After decades of collaborating with external partners to create Lego-branded video games, The Lego Group established its own internal development team several years ago. That team was Light Brick Studio, and its first title, Builder's Journey, debuted as part of Apple Arcade last year to critical acclaim.
It's not everyday a non-endemic company decides to start up an internal game studio and has a hit the first time out. But having accomplished that, the Lego Group last week spun out Light Brick Studio into an independent endeavor backed by Lego Ventures, the Lego Group's investment arm.
Speaking with GamesIndustry.biz, Light Brick co-founders Karsten Lund and Mads Prahm say going independent just makes more sense from their perspective.
"We have seen a great potential for this way of working, and believe a greater autonomy and similar kind of autonomy would be good to take forward," Lund says. "To sort of position ourselves as more of a sister studio, if you will, to Lego Games. Because then we have the freedom, autonomy, agility, and speed of a start-up, but with the great partnership and the Lego IP and the brand and the idea in general -- which is the thing we tried to celebrate -- very close to our hearts.
"For us it was a great opportunity to make a studio that dedicates itself to the Lego idea. It starts with the Lego brick, which we did, and sees where we can take it from there."
While Lund acknowledges there's definitely a possibility that Light Brick would work on games outside the Lego brand at some point, it's by no means the studio's first order of business.
"We believe there's so much more to say with the Lego brick," Lund says. "We're not at all done yet. I think we have just scratched the surface of what can be done with this design language, if you will, and this play material. But our actual core mission is to play around with what we call 'The Lego idea,' which is more the notion of play, learning through play, intrinsically driven play experiences that actually develop kids and adults into thinking in new ways, coming up with new ideas and being creative.
"Somehow a project like this wouldn't really be able to breathe in [the Lego Group] environment, so I think we need some fresh air"
"Delivering this sort of system and play experiences can be done in many different ways, also without the bricks, and that's definitely possible for us. But first and foremost, we're going to pursue what else we can do with the brick, because it's such a beautiful medium to play with, such a beautiful system of creativity that's very well known and well loved by the audience, but you can make a lot of new things with it at the same time."
Having spent six years at Lego prior to joining the Light Brick team a few months ago, Prahm offers another reason Light Brick may find more success as an independent operation right now.
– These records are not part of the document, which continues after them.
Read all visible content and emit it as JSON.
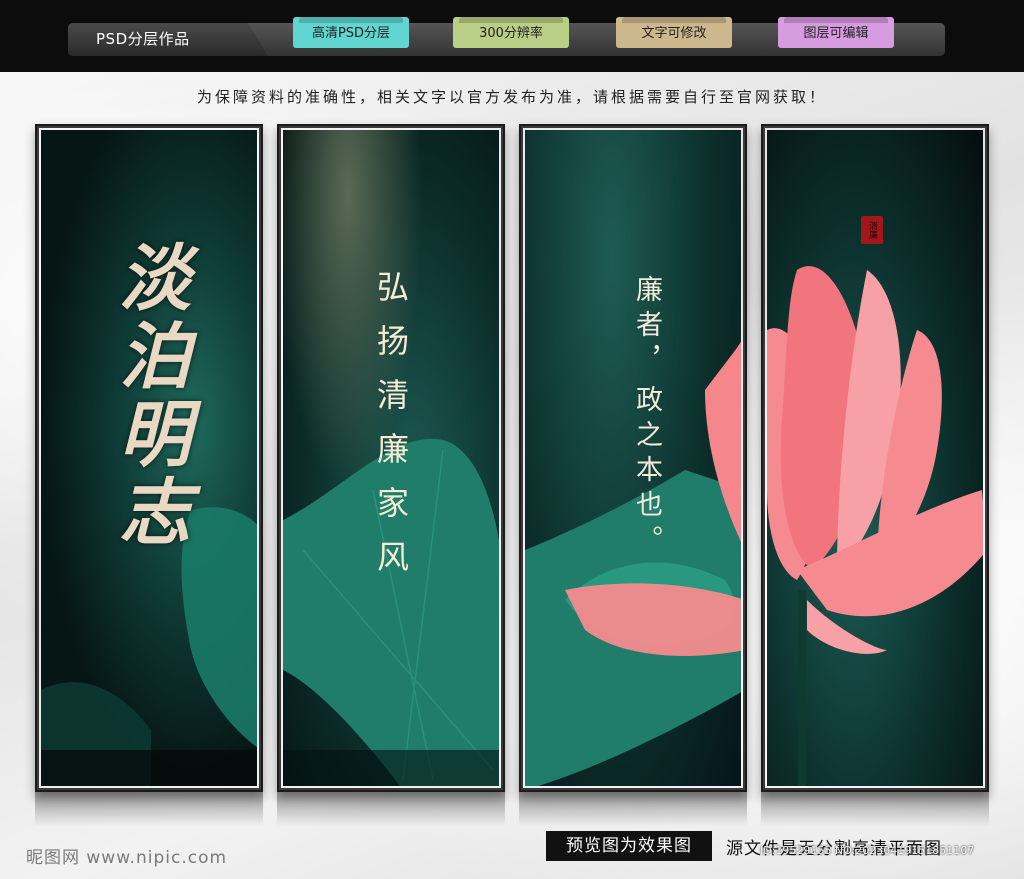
{
  "header": {
    "brand": "PSD分层作品",
    "tags": [
      "高清PSD分层",
      "300分辨率",
      "文字可修改",
      "图层可编辑"
    ]
  },
  "notice": "为保障资料的准确性，相关文字以官方发布为准，请根据需要自行至官网获取！",
  "panels": {
    "panel1": {
      "calligraphy": "淡泊明志"
    },
    "panel2": {
      "slogan": "弘扬清廉家风"
    },
    "panel3": {
      "line1": "廉者，",
      "line2": "政之本也。"
    },
    "panel4": {
      "seal": "清廉"
    }
  },
  "footer": {
    "watermark": "昵图网 www.nipic.com",
    "preview_label": "预览图为效果图",
    "source_label": "源文件是无分割高清平面图",
    "image_id": "ID:19529155 NO:20230419151851107"
  },
  "colors": {
    "tag1": "#61d6d0",
    "tag2": "#b9cf86",
    "tag3": "#cdb88e",
    "tag4": "#d79be0",
    "lotus": "#f07c84",
    "leaf": "#1f7a66"
  }
}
"Lego and the Lego brand have been really ambitious about digital play," Prahm says. "Over the coming decades, Lego really wants a position in digital play like it has in physical play. But if you look at the Lego Company and how it works and the teams and processes there, they are very focused on the physical brick. And that focus is why they're so successful with the physical brick. So everything that doesn't support the physical brick tends to get down-prioritized so there's a focus on physical play or physical play that's enhanced by digital play somehow."
He adds: "Somehow a project like this wouldn't really be able to breathe in that environment, so I think we need some fresh air. I also think the amount we can learn about digital play and the business of digital play, if we focus on doing business with our customers rather than doing business with Lego, we learn much faster. And we can really iterate with the audience rather than with the rest of the Lego organization."
To innovate in the digital play space, Lund thinks Light Brick needs to be more nimble than a massive toy company can be.
"We're looking for companies that we feel could eventually, hopefully, be part of the Lego stable of companies"
"We're a little more independent from seasonality and the market in that sense," he says. "It's a different market and a different innovation funnel. We need to shoot a little wider. We need to experiment a little more. We need to make smaller products in smaller markets and smaller spaces to learn. And that's a lot easier to do when you don't have to justify a bigger business case."
Lego Ventures head of marketing Robert Lowe explains that the funding arm was established a couple years ago to explore the intersection of education, creativity, and play, a purpose that he believes gives it more flexibility than many venture capitalists.
"We're a strategic investor, let's say," Lowe explains. "We're looking for companies that we feel could eventually, hopefully, be part of the Lego stable of companies, ones that share our value and our vision. We're very patient capital. We're not looking for a specific return on investment over a specific time.
"We are 'venture' in that we're making early stage investments and we would hopefully grow the size of that investment and that stake over a period of time. We are not a typical VC in that we're looking for a certain exit, a certain size or multiplication. We're looking for things that could expand the idea of what Lego could be in the future. That's our success criteria."
So the Lego Group spun out Light Brick Studio with the idea that it would bring it back in-house at some point, essentially bringing the Builder's Journey studio full circle?
"Yeah, they could become a standalone pillar for sure," Lowe says. "That's the success end state we hope we'll get to with as many of our companies as possible... We think they have a better chance of growth operating outside of the Lego Group and the constraints that come with that, and having an independent route to what they want to do. We'll support them with that, and maybe in the future they actually become a much bigger part of the Lego Group of companies."